* [Exercise goal] Give the data again in full, without pictures.

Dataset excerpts

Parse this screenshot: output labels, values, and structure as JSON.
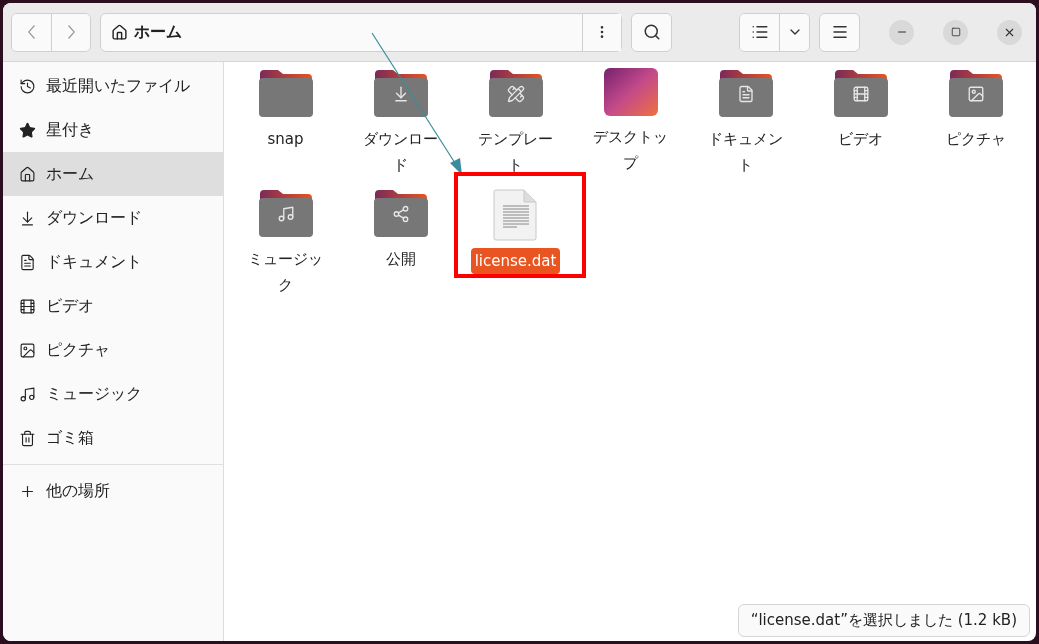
{
  "toolbar": {
    "path_label": "ホーム"
  },
  "sidebar": {
    "items": [
      {
        "label": "最近開いたファイル",
        "selected": false
      },
      {
        "label": "星付き",
        "selected": false
      },
      {
        "label": "ホーム",
        "selected": true
      },
      {
        "label": "ダウンロード",
        "selected": false
      },
      {
        "label": "ドキュメント",
        "selected": false
      },
      {
        "label": "ビデオ",
        "selected": false
      },
      {
        "label": "ピクチャ",
        "selected": false
      },
      {
        "label": "ミュージック",
        "selected": false
      },
      {
        "label": "ゴミ箱",
        "selected": false
      }
    ],
    "other": {
      "label": "他の場所",
      "selected": false
    }
  },
  "files": [
    {
      "name": "snap",
      "kind": "folder",
      "selected": false
    },
    {
      "name": "ダウンロード",
      "kind": "folder",
      "selected": false
    },
    {
      "name": "テンプレート",
      "kind": "folder",
      "selected": false
    },
    {
      "name": "デスクトップ",
      "kind": "desktop",
      "selected": false
    },
    {
      "name": "ドキュメント",
      "kind": "folder",
      "selected": false
    },
    {
      "name": "ビデオ",
      "kind": "folder",
      "selected": false
    },
    {
      "name": "ピクチャ",
      "kind": "folder",
      "selected": false
    },
    {
      "name": "ミュージック",
      "kind": "folder",
      "selected": false
    },
    {
      "name": "公開",
      "kind": "folder",
      "selected": false
    },
    {
      "name": "license.dat",
      "kind": "file",
      "selected": true
    }
  ],
  "status_bar": "“license.dat”を選択しました (1.2 kB)"
}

* [Worked solution]
Parse this screenshot: output labels, values, and structure as JSON.
{
  "toolbar": {
    "path_label": "ホーム"
  },
  "sidebar": {
    "items": [
      {
        "label": "最近開いたファイル",
        "selected": false
      },
      {
        "label": "星付き",
        "selected": false
      },
      {
        "label": "ホーム",
        "selected": true
      },
      {
        "label": "ダウンロード",
        "selected": false
      },
      {
        "label": "ドキュメント",
        "selected": false
      },
      {
        "label": "ビデオ",
        "selected": false
      },
      {
        "label": "ピクチャ",
        "selected": false
      },
      {
        "label": "ミュージック",
        "selected": false
      },
      {
        "label": "ゴミ箱",
        "selected": false
      }
    ],
    "other": {
      "label": "他の場所",
      "selected": false
    }
  },
  "files": [
    {
      "name": "snap",
      "kind": "folder",
      "selected": false
    },
    {
      "name": "ダウンロード",
      "kind": "folder",
      "selected": false
    },
    {
      "name": "テンプレート",
      "kind": "folder",
      "selected": false
    },
    {
      "name": "デスクトップ",
      "kind": "desktop",
      "selected": false
    },
    {
      "name": "ドキュメント",
      "kind": "folder",
      "selected": false
    },
    {
      "name": "ビデオ",
      "kind": "folder",
      "selected": false
    },
    {
      "name": "ピクチャ",
      "kind": "folder",
      "selected": false
    },
    {
      "name": "ミュージック",
      "kind": "folder",
      "selected": false
    },
    {
      "name": "公開",
      "kind": "folder",
      "selected": false
    },
    {
      "name": "license.dat",
      "kind": "file",
      "selected": true
    }
  ],
  "status_bar": "“license.dat”を選択しました (1.2 kB)"
}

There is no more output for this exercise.